| WHAT YOU ARE ASKED TO DO |
Search the records for the string "Ctrl" and return each line that has it.
(EXTRACTED INFORMATION Opens)
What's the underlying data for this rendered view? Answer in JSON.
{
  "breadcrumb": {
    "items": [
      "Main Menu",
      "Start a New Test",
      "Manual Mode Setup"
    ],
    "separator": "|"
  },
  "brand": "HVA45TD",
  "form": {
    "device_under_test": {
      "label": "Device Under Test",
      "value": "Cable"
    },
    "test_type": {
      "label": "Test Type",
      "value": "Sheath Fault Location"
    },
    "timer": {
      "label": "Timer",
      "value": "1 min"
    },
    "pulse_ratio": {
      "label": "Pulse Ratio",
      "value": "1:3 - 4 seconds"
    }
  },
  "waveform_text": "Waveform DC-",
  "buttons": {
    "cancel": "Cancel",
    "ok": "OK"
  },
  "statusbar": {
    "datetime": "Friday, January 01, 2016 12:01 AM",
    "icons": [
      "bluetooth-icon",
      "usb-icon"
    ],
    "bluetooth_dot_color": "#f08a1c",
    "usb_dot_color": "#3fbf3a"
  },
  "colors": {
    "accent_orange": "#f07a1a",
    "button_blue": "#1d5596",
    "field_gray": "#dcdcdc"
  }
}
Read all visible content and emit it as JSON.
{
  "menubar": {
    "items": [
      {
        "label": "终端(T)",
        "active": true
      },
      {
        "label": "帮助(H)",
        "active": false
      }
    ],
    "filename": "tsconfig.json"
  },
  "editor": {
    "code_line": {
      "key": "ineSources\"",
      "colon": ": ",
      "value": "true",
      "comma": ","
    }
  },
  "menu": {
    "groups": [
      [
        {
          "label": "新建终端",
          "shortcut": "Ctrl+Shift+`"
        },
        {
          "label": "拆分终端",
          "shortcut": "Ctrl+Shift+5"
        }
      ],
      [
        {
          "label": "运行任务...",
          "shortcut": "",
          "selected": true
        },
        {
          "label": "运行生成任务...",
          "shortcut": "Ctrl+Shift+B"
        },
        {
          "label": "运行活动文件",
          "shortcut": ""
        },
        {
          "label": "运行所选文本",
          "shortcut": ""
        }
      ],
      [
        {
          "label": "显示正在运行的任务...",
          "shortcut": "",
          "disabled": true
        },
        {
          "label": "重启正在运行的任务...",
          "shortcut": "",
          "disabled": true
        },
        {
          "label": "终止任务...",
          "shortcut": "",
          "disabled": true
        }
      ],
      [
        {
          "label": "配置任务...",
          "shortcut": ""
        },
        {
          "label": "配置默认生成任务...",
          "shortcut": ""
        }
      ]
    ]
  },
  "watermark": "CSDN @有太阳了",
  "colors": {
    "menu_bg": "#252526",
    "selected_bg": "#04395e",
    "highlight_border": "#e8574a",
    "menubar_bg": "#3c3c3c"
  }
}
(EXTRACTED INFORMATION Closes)
| ANSWER TO THE PROBLEM |
          "shortcut": "Ctrl+Shift+`"
          "shortcut": "Ctrl+Shift+5"
          "shortcut": "Ctrl+Shift+B"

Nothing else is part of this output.